A word-for-word repetition of the records beneath this task is the expected answer.
▼
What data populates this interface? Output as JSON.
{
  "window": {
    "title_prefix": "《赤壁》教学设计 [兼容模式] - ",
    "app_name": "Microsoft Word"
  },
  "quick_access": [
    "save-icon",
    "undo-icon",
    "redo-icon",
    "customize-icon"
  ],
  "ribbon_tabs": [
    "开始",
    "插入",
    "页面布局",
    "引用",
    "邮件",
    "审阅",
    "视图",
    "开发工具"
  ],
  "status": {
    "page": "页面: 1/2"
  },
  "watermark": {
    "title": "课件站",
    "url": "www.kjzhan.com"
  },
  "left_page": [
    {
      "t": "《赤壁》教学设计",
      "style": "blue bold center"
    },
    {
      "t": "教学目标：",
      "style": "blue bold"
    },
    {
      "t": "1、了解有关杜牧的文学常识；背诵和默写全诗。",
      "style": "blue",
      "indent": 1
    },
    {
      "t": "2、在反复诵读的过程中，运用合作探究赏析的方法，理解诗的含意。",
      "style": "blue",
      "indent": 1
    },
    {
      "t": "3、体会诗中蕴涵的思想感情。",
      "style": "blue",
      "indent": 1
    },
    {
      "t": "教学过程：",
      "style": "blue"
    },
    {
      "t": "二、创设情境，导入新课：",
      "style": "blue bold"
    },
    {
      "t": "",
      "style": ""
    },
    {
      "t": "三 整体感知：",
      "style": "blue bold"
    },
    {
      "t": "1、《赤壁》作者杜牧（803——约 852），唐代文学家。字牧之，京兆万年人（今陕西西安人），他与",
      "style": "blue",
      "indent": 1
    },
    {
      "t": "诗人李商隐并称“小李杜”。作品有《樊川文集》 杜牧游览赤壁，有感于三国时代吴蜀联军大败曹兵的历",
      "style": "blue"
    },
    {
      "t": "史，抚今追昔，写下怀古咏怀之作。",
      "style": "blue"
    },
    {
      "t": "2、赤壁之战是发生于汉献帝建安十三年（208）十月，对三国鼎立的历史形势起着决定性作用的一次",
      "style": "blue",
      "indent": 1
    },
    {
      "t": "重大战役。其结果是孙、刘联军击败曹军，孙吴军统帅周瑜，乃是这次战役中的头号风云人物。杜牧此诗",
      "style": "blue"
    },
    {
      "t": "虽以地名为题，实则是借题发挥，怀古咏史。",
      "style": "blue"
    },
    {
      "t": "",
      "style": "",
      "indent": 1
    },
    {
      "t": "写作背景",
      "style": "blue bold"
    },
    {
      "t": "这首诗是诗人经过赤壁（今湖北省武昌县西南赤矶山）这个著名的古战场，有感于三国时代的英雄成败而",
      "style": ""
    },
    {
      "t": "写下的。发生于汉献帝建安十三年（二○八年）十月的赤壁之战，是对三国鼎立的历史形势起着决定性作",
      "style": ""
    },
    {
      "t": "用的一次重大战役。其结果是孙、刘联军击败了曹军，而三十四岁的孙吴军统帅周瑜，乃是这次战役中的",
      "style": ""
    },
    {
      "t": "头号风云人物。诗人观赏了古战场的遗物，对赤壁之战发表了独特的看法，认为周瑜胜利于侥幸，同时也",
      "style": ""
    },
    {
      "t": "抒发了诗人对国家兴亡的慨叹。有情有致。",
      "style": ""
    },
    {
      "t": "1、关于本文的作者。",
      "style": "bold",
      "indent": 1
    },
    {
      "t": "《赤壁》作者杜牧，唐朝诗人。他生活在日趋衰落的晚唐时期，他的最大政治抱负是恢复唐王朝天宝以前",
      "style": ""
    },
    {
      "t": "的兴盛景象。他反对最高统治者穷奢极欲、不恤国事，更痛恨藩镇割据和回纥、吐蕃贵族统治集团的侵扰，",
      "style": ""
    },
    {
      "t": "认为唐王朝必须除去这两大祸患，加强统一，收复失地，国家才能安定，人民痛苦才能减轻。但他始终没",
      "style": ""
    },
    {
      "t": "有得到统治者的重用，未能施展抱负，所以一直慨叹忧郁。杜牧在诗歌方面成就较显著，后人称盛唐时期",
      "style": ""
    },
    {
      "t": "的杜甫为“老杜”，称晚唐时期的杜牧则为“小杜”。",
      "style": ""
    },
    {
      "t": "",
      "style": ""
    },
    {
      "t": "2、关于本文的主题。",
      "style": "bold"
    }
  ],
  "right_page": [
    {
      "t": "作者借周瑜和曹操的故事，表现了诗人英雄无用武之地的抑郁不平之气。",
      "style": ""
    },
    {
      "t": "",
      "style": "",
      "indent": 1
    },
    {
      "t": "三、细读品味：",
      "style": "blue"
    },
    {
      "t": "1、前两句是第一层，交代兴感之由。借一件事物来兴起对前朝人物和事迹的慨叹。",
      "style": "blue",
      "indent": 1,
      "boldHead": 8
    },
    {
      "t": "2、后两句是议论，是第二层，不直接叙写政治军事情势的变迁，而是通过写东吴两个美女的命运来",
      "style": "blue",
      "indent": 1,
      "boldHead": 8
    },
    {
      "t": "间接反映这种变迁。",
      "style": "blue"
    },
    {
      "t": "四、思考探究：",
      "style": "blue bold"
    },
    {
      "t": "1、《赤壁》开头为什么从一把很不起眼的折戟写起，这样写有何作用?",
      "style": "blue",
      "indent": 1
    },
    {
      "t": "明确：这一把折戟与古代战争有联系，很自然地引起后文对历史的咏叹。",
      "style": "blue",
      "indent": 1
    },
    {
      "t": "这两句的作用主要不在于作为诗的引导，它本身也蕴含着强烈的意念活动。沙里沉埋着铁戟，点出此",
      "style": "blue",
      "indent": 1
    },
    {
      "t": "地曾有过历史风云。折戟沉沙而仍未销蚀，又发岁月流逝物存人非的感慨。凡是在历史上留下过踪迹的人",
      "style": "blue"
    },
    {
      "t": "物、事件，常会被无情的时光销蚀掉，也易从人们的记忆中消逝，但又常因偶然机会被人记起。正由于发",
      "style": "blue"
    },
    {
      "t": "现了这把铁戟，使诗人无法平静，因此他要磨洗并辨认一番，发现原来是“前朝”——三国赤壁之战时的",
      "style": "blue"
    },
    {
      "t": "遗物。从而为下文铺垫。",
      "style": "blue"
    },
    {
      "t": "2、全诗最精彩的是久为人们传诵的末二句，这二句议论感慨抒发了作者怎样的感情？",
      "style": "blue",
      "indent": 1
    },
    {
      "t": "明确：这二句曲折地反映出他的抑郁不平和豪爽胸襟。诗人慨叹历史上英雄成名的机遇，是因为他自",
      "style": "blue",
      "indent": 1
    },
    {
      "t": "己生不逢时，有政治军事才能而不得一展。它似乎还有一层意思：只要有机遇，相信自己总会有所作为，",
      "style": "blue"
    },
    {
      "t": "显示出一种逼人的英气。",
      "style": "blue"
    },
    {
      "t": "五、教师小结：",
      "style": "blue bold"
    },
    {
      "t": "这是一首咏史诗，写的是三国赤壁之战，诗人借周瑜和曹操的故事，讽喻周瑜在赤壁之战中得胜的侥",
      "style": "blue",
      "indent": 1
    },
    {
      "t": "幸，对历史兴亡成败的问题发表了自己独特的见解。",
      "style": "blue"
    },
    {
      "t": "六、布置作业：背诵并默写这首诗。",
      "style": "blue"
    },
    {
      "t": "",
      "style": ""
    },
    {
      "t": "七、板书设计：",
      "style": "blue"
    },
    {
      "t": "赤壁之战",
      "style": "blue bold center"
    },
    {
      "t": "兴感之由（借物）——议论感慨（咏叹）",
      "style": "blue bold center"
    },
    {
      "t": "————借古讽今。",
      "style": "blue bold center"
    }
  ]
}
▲
■ Reply
What data populates this interface? Output as JSON.
{
  "window": {
    "title_prefix": "《赤壁》教学设计 [兼容模式] - ",
    "app_name": "Microsoft Word"
  },
  "quick_access": [
    "save-icon",
    "undo-icon",
    "redo-icon",
    "customize-icon"
  ],
  "ribbon_tabs": [
    "开始",
    "插入",
    "页面布局",
    "引用",
    "邮件",
    "审阅",
    "视图",
    "开发工具"
  ],
  "status": {
    "page": "页面: 1/2"
  },
  "watermark": {
    "title": "课件站",
    "url": "www.kjzhan.com"
  },
  "left_page": [
    {
      "t": "《赤壁》教学设计",
      "style": "blue bold center"
    },
    {
      "t": "教学目标：",
      "style": "blue bold"
    },
    {
      "t": "1、了解有关杜牧的文学常识；背诵和默写全诗。",
      "style": "blue",
      "indent": 1
    },
    {
      "t": "2、在反复诵读的过程中，运用合作探究赏析的方法，理解诗的含意。",
      "style": "blue",
      "indent": 1
    },
    {
      "t": "3、体会诗中蕴涵的思想感情。",
      "style": "blue",
      "indent": 1
    },
    {
      "t": "教学过程：",
      "style": "blue"
    },
    {
      "t": "二、创设情境，导入新课：",
      "style": "blue bold"
    },
    {
      "t": "",
      "style": ""
    },
    {
      "t": "三 整体感知：",
      "style": "blue bold"
    },
    {
      "t": "1、《赤壁》作者杜牧（803——约 852），唐代文学家。字牧之，京兆万年人（今陕西西安人），他与",
      "style": "blue",
      "indent": 1
    },
    {
      "t": "诗人李商隐并称“小李杜”。作品有《樊川文集》 杜牧游览赤壁，有感于三国时代吴蜀联军大败曹兵的历",
      "style": "blue"
    },
    {
      "t": "史，抚今追昔，写下怀古咏怀之作。",
      "style": "blue"
    },
    {
      "t": "2、赤壁之战是发生于汉献帝建安十三年（208）十月，对三国鼎立的历史形势起着决定性作用的一次",
      "style": "blue",
      "indent": 1
    },
    {
      "t": "重大战役。其结果是孙、刘联军击败曹军，孙吴军统帅周瑜，乃是这次战役中的头号风云人物。杜牧此诗",
      "style": "blue"
    },
    {
      "t": "虽以地名为题，实则是借题发挥，怀古咏史。",
      "style": "blue"
    },
    {
      "t": "",
      "style": "",
      "indent": 1
    },
    {
      "t": "写作背景",
      "style": "blue bold"
    },
    {
      "t": "这首诗是诗人经过赤壁（今湖北省武昌县西南赤矶山）这个著名的古战场，有感于三国时代的英雄成败而",
      "style": ""
    },
    {
      "t": "写下的。发生于汉献帝建安十三年（二○八年）十月的赤壁之战，是对三国鼎立的历史形势起着决定性作",
      "style": ""
    },
    {
      "t": "用的一次重大战役。其结果是孙、刘联军击败了曹军，而三十四岁的孙吴军统帅周瑜，乃是这次战役中的",
      "style": ""
    },
    {
      "t": "头号风云人物。诗人观赏了古战场的遗物，对赤壁之战发表了独特的看法，认为周瑜胜利于侥幸，同时也",
      "style": ""
    },
    {
      "t": "抒发了诗人对国家兴亡的慨叹。有情有致。",
      "style": ""
    },
    {
      "t": "1、关于本文的作者。",
      "style": "bold",
      "indent": 1
    },
    {
      "t": "《赤壁》作者杜牧，唐朝诗人。他生活在日趋衰落的晚唐时期，他的最大政治抱负是恢复唐王朝天宝以前",
      "style": ""
    },
    {
      "t": "的兴盛景象。他反对最高统治者穷奢极欲、不恤国事，更痛恨藩镇割据和回纥、吐蕃贵族统治集团的侵扰，",
      "style": ""
    },
    {
      "t": "认为唐王朝必须除去这两大祸患，加强统一，收复失地，国家才能安定，人民痛苦才能减轻。但他始终没",
      "style": ""
    },
    {
      "t": "有得到统治者的重用，未能施展抱负，所以一直慨叹忧郁。杜牧在诗歌方面成就较显著，后人称盛唐时期",
      "style": ""
    },
    {
      "t": "的杜甫为“老杜”，称晚唐时期的杜牧则为“小杜”。",
      "style": ""
    },
    {
      "t": "",
      "style": ""
    },
    {
      "t": "2、关于本文的主题。",
      "style": "bold"
    }
  ],
  "right_page": [
    {
      "t": "作者借周瑜和曹操的故事，表现了诗人英雄无用武之地的抑郁不平之气。",
      "style": ""
    },
    {
      "t": "",
      "style": "",
      "indent": 1
    },
    {
      "t": "三、细读品味：",
      "style": "blue"
    },
    {
      "t": "1、前两句是第一层，交代兴感之由。借一件事物来兴起对前朝人物和事迹的慨叹。",
      "style": "blue",
      "indent": 1,
      "boldHead": 8
    },
    {
      "t": "2、后两句是议论，是第二层，不直接叙写政治军事情势的变迁，而是通过写东吴两个美女的命运来",
      "style": "blue",
      "indent": 1,
      "boldHead": 8
    },
    {
      "t": "间接反映这种变迁。",
      "style": "blue"
    },
    {
      "t": "四、思考探究：",
      "style": "blue bold"
    },
    {
      "t": "1、《赤壁》开头为什么从一把很不起眼的折戟写起，这样写有何作用?",
      "style": "blue",
      "indent": 1
    },
    {
      "t": "明确：这一把折戟与古代战争有联系，很自然地引起后文对历史的咏叹。",
      "style": "blue",
      "indent": 1
    },
    {
      "t": "这两句的作用主要不在于作为诗的引导，它本身也蕴含着强烈的意念活动。沙里沉埋着铁戟，点出此",
      "style": "blue",
      "indent": 1
    },
    {
      "t": "地曾有过历史风云。折戟沉沙而仍未销蚀，又发岁月流逝物存人非的感慨。凡是在历史上留下过踪迹的人",
      "style": "blue"
    },
    {
      "t": "物、事件，常会被无情的时光销蚀掉，也易从人们的记忆中消逝，但又常因偶然机会被人记起。正由于发",
      "style": "blue"
    },
    {
      "t": "现了这把铁戟，使诗人无法平静，因此他要磨洗并辨认一番，发现原来是“前朝”——三国赤壁之战时的",
      "style": "blue"
    },
    {
      "t": "遗物。从而为下文铺垫。",
      "style": "blue"
    },
    {
      "t": "2、全诗最精彩的是久为人们传诵的末二句，这二句议论感慨抒发了作者怎样的感情？",
      "style": "blue",
      "indent": 1
    },
    {
      "t": "明确：这二句曲折地反映出他的抑郁不平和豪爽胸襟。诗人慨叹历史上英雄成名的机遇，是因为他自",
      "style": "blue",
      "indent": 1
    },
    {
      "t": "己生不逢时，有政治军事才能而不得一展。它似乎还有一层意思：只要有机遇，相信自己总会有所作为，",
      "style": "blue"
    },
    {
      "t": "显示出一种逼人的英气。",
      "style": "blue"
    },
    {
      "t": "五、教师小结：",
      "style": "blue bold"
    },
    {
      "t": "这是一首咏史诗，写的是三国赤壁之战，诗人借周瑜和曹操的故事，讽喻周瑜在赤壁之战中得胜的侥",
      "style": "blue",
      "indent": 1
    },
    {
      "t": "幸，对历史兴亡成败的问题发表了自己独特的见解。",
      "style": "blue"
    },
    {
      "t": "六、布置作业：背诵并默写这首诗。",
      "style": "blue"
    },
    {
      "t": "",
      "style": ""
    },
    {
      "t": "七、板书设计：",
      "style": "blue"
    },
    {
      "t": "赤壁之战",
      "style": "blue bold center"
    },
    {
      "t": "兴感之由（借物）——议论感慨（咏叹）",
      "style": "blue bold center"
    },
    {
      "t": "————借古讽今。",
      "style": "blue bold center"
    }
  ]
}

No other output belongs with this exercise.